> **What the task asks**:
Give the entries below again exactly. Their pictures are not needed.

> **Provided material**:
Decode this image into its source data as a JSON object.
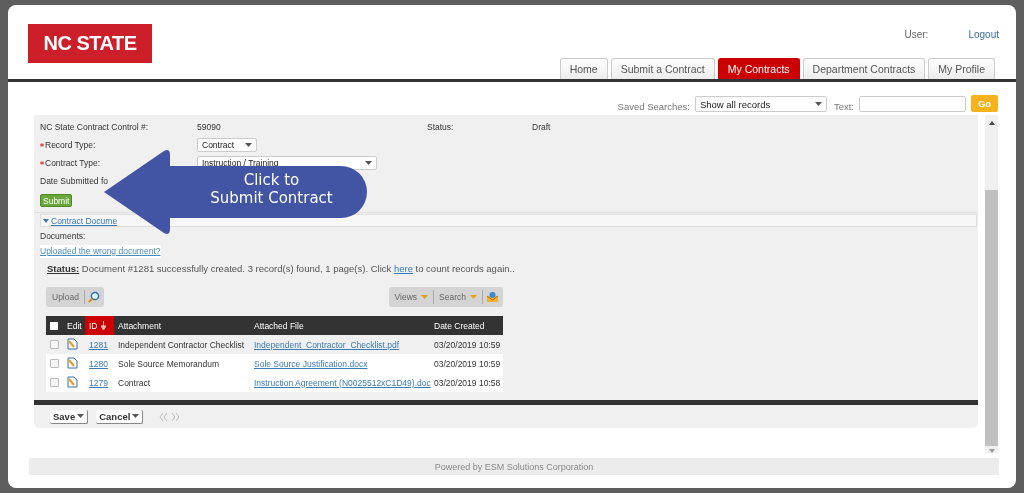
{
  "header": {
    "logo": "NC STATE",
    "user_label": "User:",
    "logout": "Logout"
  },
  "tabs": [
    {
      "label": "Home",
      "selected": false
    },
    {
      "label": "Submit a Contract",
      "selected": false
    },
    {
      "label": "My Contracts",
      "selected": true
    },
    {
      "label": "Department Contracts",
      "selected": false
    },
    {
      "label": "My Profile",
      "selected": false
    }
  ],
  "search_bar": {
    "saved_searches_label": "Saved Searches:",
    "saved_search_value": "Show all records",
    "text_label": "Text:",
    "go_button": "Go"
  },
  "form": {
    "fields": [
      {
        "label": "NC State Contract Control #:",
        "required": false,
        "kind": "text",
        "value": "59090"
      },
      {
        "label": "Record Type:",
        "required": true,
        "kind": "select",
        "value": "Contract"
      },
      {
        "label": "Contract Type:",
        "required": true,
        "kind": "select",
        "value": "Instruction / Training"
      },
      {
        "label": "Date Submitted fo",
        "required": false,
        "kind": "text"
      }
    ],
    "status_label": "Status:",
    "status_value": "Draft",
    "submit_button": "Submit"
  },
  "documents_section": {
    "title": "Contract Docume",
    "expanded": true,
    "documents_label": "Documents:",
    "wrong_document_link": "Uploaded the wrong document?"
  },
  "status_message": {
    "text": "**Status:** Document #1281 successfully created. 3 record(s) found, 1 page(s). Click ",
    "link": "here",
    "suffix": " to count records again.."
  },
  "toolbar": {
    "upload_button": "Upload",
    "views_button": "Views",
    "search_button": "Search"
  },
  "table": {
    "select_all_checked": false,
    "columns": [
      {
        "label": "Edit",
        "sorted": false
      },
      {
        "label": "ID",
        "sorted": true
      },
      {
        "label": "Attachment",
        "sorted": false
      },
      {
        "label": "Attached File",
        "sorted": false
      },
      {
        "label": "Date Created",
        "sorted": false
      }
    ],
    "rows": [
      {
        "id": "1281",
        "attachment": "Independent Contractor Checklist",
        "file": "Independent_Contractor_Checklist.pdf",
        "date": "03/20/2019 10:59",
        "checked": false,
        "selected": true
      },
      {
        "id": "1280",
        "attachment": "Sole Source Memorandum",
        "file": "Sole Source Justification.docx",
        "date": "03/20/2019 10:59",
        "checked": false,
        "selected": false
      },
      {
        "id": "1279",
        "attachment": "Contract",
        "file": "Instruction Agreement (N0025512xC1D49).doc",
        "date": "03/20/2019 10:58",
        "checked": false,
        "selected": false
      }
    ]
  },
  "form_buttons": {
    "save": "Save",
    "cancel": "Cancel"
  },
  "callout": {
    "text": "Click to\nSubmit Contract"
  },
  "footer": "Powered by ESM Solutions Corporation"
}
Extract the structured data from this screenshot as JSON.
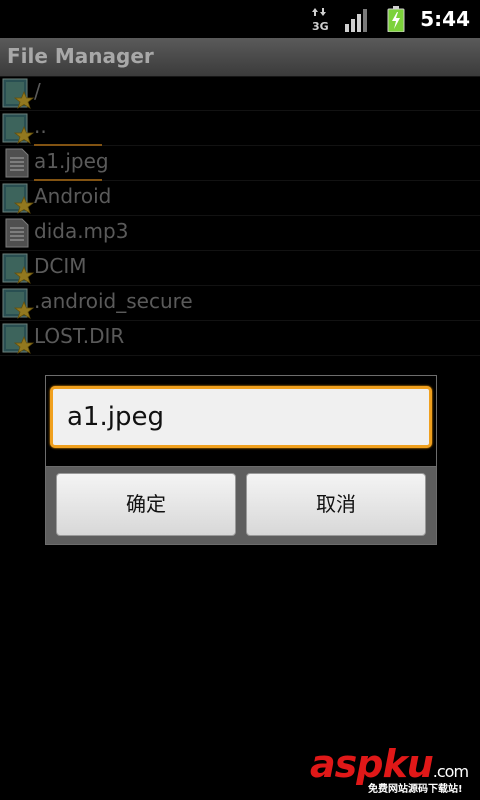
{
  "status_bar": {
    "time": "5:44",
    "network_icon": "3g-data-icon",
    "signal_icon": "signal-strength-icon",
    "battery_icon": "battery-charging-icon",
    "battery_color": "#7cd23a"
  },
  "title_bar": {
    "title": "File Manager"
  },
  "file_list": {
    "items": [
      {
        "name": "/",
        "type": "folder",
        "icon": "folder-star-icon"
      },
      {
        "name": "..",
        "type": "folder",
        "icon": "folder-star-icon"
      },
      {
        "name": "a1.jpeg",
        "type": "file",
        "icon": "document-icon"
      },
      {
        "name": "Android",
        "type": "folder",
        "icon": "folder-star-icon"
      },
      {
        "name": "dida.mp3",
        "type": "file",
        "icon": "document-icon"
      },
      {
        "name": "DCIM",
        "type": "folder",
        "icon": "folder-star-icon"
      },
      {
        "name": ".android_secure",
        "type": "folder",
        "icon": "folder-star-icon"
      },
      {
        "name": "LOST.DIR",
        "type": "folder",
        "icon": "folder-star-icon"
      }
    ]
  },
  "dialog": {
    "input_value": "a1.jpeg",
    "ok_label": "确定",
    "cancel_label": "取消",
    "accent_color": "#f0a01e"
  },
  "watermark": {
    "logo_red": "aspku",
    "logo_suffix": ".com",
    "tagline": "免费网站源码下载站!"
  }
}
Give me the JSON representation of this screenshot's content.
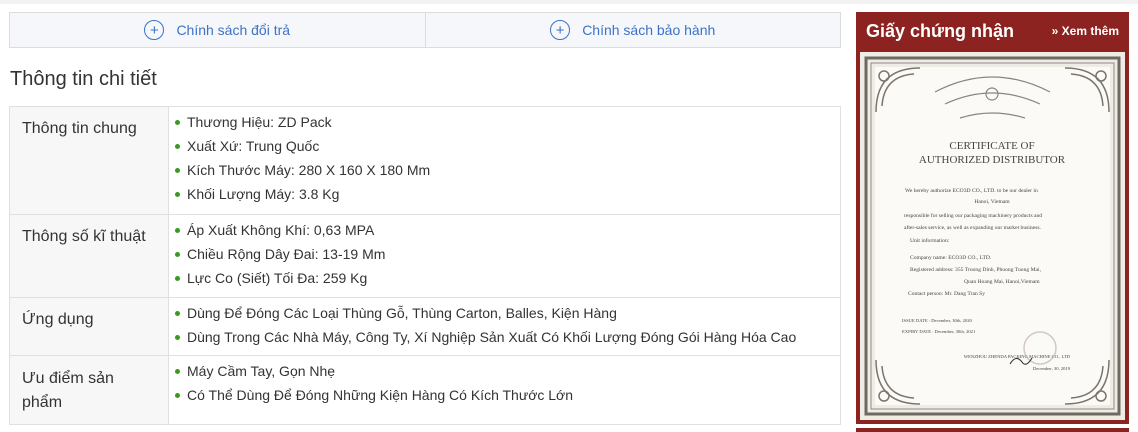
{
  "policy_tabs": [
    {
      "icon": "plus-circle-icon",
      "label": "Chính sách đổi trả"
    },
    {
      "icon": "plus-circle-icon",
      "label": "Chính sách bảo hành"
    }
  ],
  "details": {
    "title": "Thông tin chi tiết",
    "rows": [
      {
        "label": "Thông tin chung",
        "items": [
          "Thương Hiệu: ZD Pack",
          "Xuất Xứ: Trung Quốc",
          "Kích Thước Máy: 280 X 160 X 180 Mm",
          "Khối Lượng Máy: 3.8 Kg"
        ]
      },
      {
        "label": "Thông số kĩ thuật",
        "items": [
          "Áp Xuất Không Khí: 0,63 MPA",
          "Chiều Rộng Dây Đai: 13-19 Mm",
          "Lực Co (Siết) Tối Đa: 259 Kg"
        ]
      },
      {
        "label": "Ứng dụng",
        "items": [
          "Dùng Để Đóng Các Loại Thùng Gỗ, Thùng Carton, Balles, Kiện Hàng",
          "Dùng Trong Các Nhà Máy, Công Ty, Xí Nghiệp Sản Xuất Có Khối Lượng Đóng Gói Hàng Hóa Cao"
        ]
      },
      {
        "label": "Ưu điểm sản phẩm",
        "items": [
          "Máy Cầm Tay, Gọn Nhẹ",
          "Có Thể Dùng Để Đóng Những Kiện Hàng Có Kích Thước Lớn"
        ]
      }
    ]
  },
  "certificate": {
    "title": "Giấy chứng nhận",
    "more_label": "» Xem thêm",
    "doc": {
      "heading1": "CERTIFICATE OF",
      "heading2": "AUTHORIZED DISTRIBUTOR",
      "lines": [
        "We hereby authorize ECO3D CO., LTD. to be our dealer in",
        "Hanoi, Vietnam",
        "responsible for selling our packaging machinery products and",
        "after-sales service, as well as expanding our market business.",
        "Unit information:",
        "Company name:  ECO3D CO., LTD.",
        "Registered address: 355 Truong Dinh, Phuong Tuong Mai,",
        "Quan Hoang Mai, Hanoi,Vietnam",
        "Contact person:   Mr. Dang Tran Sy",
        "ISSUE  DATE : December, 30th, 2020",
        "EXPIRY DATE : December, 30th, 2021",
        "WENZHOU ZHENDA PACKING MACHINE CO., LTD",
        "December, 30, 2019"
      ]
    }
  }
}
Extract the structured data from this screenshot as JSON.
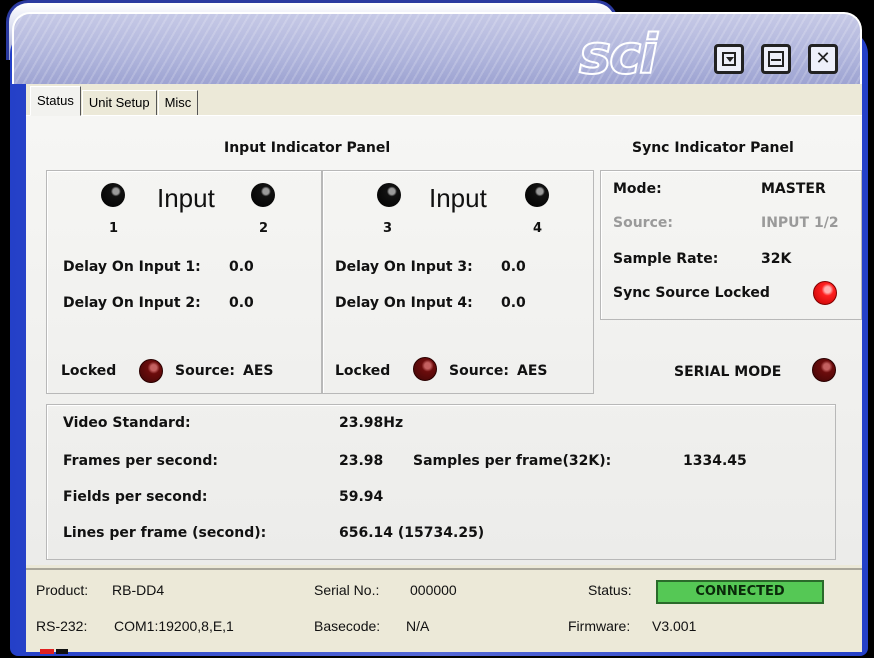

> **Written solution**:
Decode this image into its source data as a JSON object.
{
  "header": {
    "logo": "NC STATE",
    "user_label": "User:",
    "logout": "Logout"
  },
  "tabs": [
    {
      "label": "Home",
      "selected": false
    },
    {
      "label": "Submit a Contract",
      "selected": false
    },
    {
      "label": "My Contracts",
      "selected": true
    },
    {
      "label": "Department Contracts",
      "selected": false
    },
    {
      "label": "My Profile",
      "selected": false
    }
  ],
  "search_bar": {
    "saved_searches_label": "Saved Searches:",
    "saved_search_value": "Show all records",
    "text_label": "Text:",
    "go_button": "Go"
  },
  "form": {
    "fields": [
      {
        "label": "NC State Contract Control #:",
        "required": false,
        "kind": "text",
        "value": "59090"
      },
      {
        "label": "Record Type:",
        "required": true,
        "kind": "select",
        "value": "Contract"
      },
      {
        "label": "Contract Type:",
        "required": true,
        "kind": "select",
        "value": "Instruction / Training"
      },
      {
        "label": "Date Submitted fo",
        "required": false,
        "kind": "text"
      }
    ],
    "status_label": "Status:",
    "status_value": "Draft",
    "submit_button": "Submit"
  },
  "documents_section": {
    "title": "Contract Docume",
    "expanded": true,
    "documents_label": "Documents:",
    "wrong_document_link": "Uploaded the wrong document?"
  },
  "status_message": {
    "text": "**Status:** Document #1281 successfully created. 3 record(s) found, 1 page(s). Click ",
    "link": "here",
    "suffix": " to count records again.."
  },
  "toolbar": {
    "upload_button": "Upload",
    "views_button": "Views",
    "search_button": "Search"
  },
  "table": {
    "select_all_checked": false,
    "columns": [
      {
        "label": "Edit",
        "sorted": false
      },
      {
        "label": "ID",
        "sorted": true
      },
      {
        "label": "Attachment",
        "sorted": false
      },
      {
        "label": "Attached File",
        "sorted": false
      },
      {
        "label": "Date Created",
        "sorted": false
      }
    ],
    "rows": [
      {
        "id": "1281",
        "attachment": "Independent Contractor Checklist",
        "file": "Independent_Contractor_Checklist.pdf",
        "date": "03/20/2019 10:59",
        "checked": false,
        "selected": true
      },
      {
        "id": "1280",
        "attachment": "Sole Source Memorandum",
        "file": "Sole Source Justification.docx",
        "date": "03/20/2019 10:59",
        "checked": false,
        "selected": false
      },
      {
        "id": "1279",
        "attachment": "Contract",
        "file": "Instruction Agreement (N0025512xC1D49).doc",
        "date": "03/20/2019 10:58",
        "checked": false,
        "selected": false
      }
    ]
  },
  "form_buttons": {
    "save": "Save",
    "cancel": "Cancel"
  },
  "callout": {
    "text": "Click to\nSubmit Contract"
  },
  "footer": "Powered by ESM Solutions Corporation"
}
Extract the structured data from this screenshot as JSON.
{
  "status_bar": {
    "time": "5:44",
    "network_icon": "3g-data-icon",
    "signal_icon": "signal-strength-icon",
    "battery_icon": "battery-charging-icon",
    "battery_color": "#7cd23a"
  },
  "title_bar": {
    "title": "File Manager"
  },
  "file_list": {
    "items": [
      {
        "name": "/",
        "type": "folder",
        "icon": "folder-star-icon"
      },
      {
        "name": "..",
        "type": "folder",
        "icon": "folder-star-icon"
      },
      {
        "name": "a1.jpeg",
        "type": "file",
        "icon": "document-icon"
      },
      {
        "name": "Android",
        "type": "folder",
        "icon": "folder-star-icon"
      },
      {
        "name": "dida.mp3",
        "type": "file",
        "icon": "document-icon"
      },
      {
        "name": "DCIM",
        "type": "folder",
        "icon": "folder-star-icon"
      },
      {
        "name": ".android_secure",
        "type": "folder",
        "icon": "folder-star-icon"
      },
      {
        "name": "LOST.DIR",
        "type": "folder",
        "icon": "folder-star-icon"
      }
    ]
  },
  "dialog": {
    "input_value": "a1.jpeg",
    "ok_label": "确定",
    "cancel_label": "取消",
    "accent_color": "#f0a01e"
  },
  "watermark": {
    "logo_red": "aspku",
    "logo_suffix": ".com",
    "tagline": "免费网站源码下载站!"
  }
}
Give me the JSON representation of this screenshot's content.
{
  "policy_tabs": [
    {
      "icon": "plus-circle-icon",
      "label": "Chính sách đổi trả"
    },
    {
      "icon": "plus-circle-icon",
      "label": "Chính sách bảo hành"
    }
  ],
  "details": {
    "title": "Thông tin chi tiết",
    "rows": [
      {
        "label": "Thông tin chung",
        "items": [
          "Thương Hiệu: ZD Pack",
          "Xuất Xứ: Trung Quốc",
          "Kích Thước Máy: 280 X 160 X 180 Mm",
          "Khối Lượng Máy: 3.8 Kg"
        ]
      },
      {
        "label": "Thông số kĩ thuật",
        "items": [
          "Áp Xuất Không Khí: 0,63 MPA",
          "Chiều Rộng Dây Đai: 13-19 Mm",
          "Lực Co (Siết) Tối Đa: 259 Kg"
        ]
      },
      {
        "label": "Ứng dụng",
        "items": [
          "Dùng Để Đóng Các Loại Thùng Gỗ, Thùng Carton, Balles, Kiện Hàng",
          "Dùng Trong Các Nhà Máy, Công Ty, Xí Nghiệp Sản Xuất Có Khối Lượng Đóng Gói Hàng Hóa Cao"
        ]
      },
      {
        "label": "Ưu điểm sản phẩm",
        "items": [
          "Máy Cầm Tay, Gọn Nhẹ",
          "Có Thể Dùng Để Đóng Những Kiện Hàng Có Kích Thước Lớn"
        ]
      }
    ]
  },
  "certificate": {
    "title": "Giấy chứng nhận",
    "more_label": "» Xem thêm",
    "doc": {
      "heading1": "CERTIFICATE OF",
      "heading2": "AUTHORIZED DISTRIBUTOR",
      "lines": [
        "We hereby authorize ECO3D CO., LTD. to be our dealer in",
        "Hanoi, Vietnam",
        "responsible for selling our packaging machinery products and",
        "after-sales service, as well as expanding our market business.",
        "Unit information:",
        "Company name:  ECO3D CO., LTD.",
        "Registered address: 355 Truong Dinh, Phuong Tuong Mai,",
        "Quan Hoang Mai, Hanoi,Vietnam",
        "Contact person:   Mr. Dang Tran Sy",
        "ISSUE  DATE : December, 30th, 2020",
        "EXPIRY DATE : December, 30th, 2021",
        "WENZHOU ZHENDA PACKING MACHINE CO., LTD",
        "December, 30, 2019"
      ]
    }
  }
}
Extract the structured data from this screenshot as JSON.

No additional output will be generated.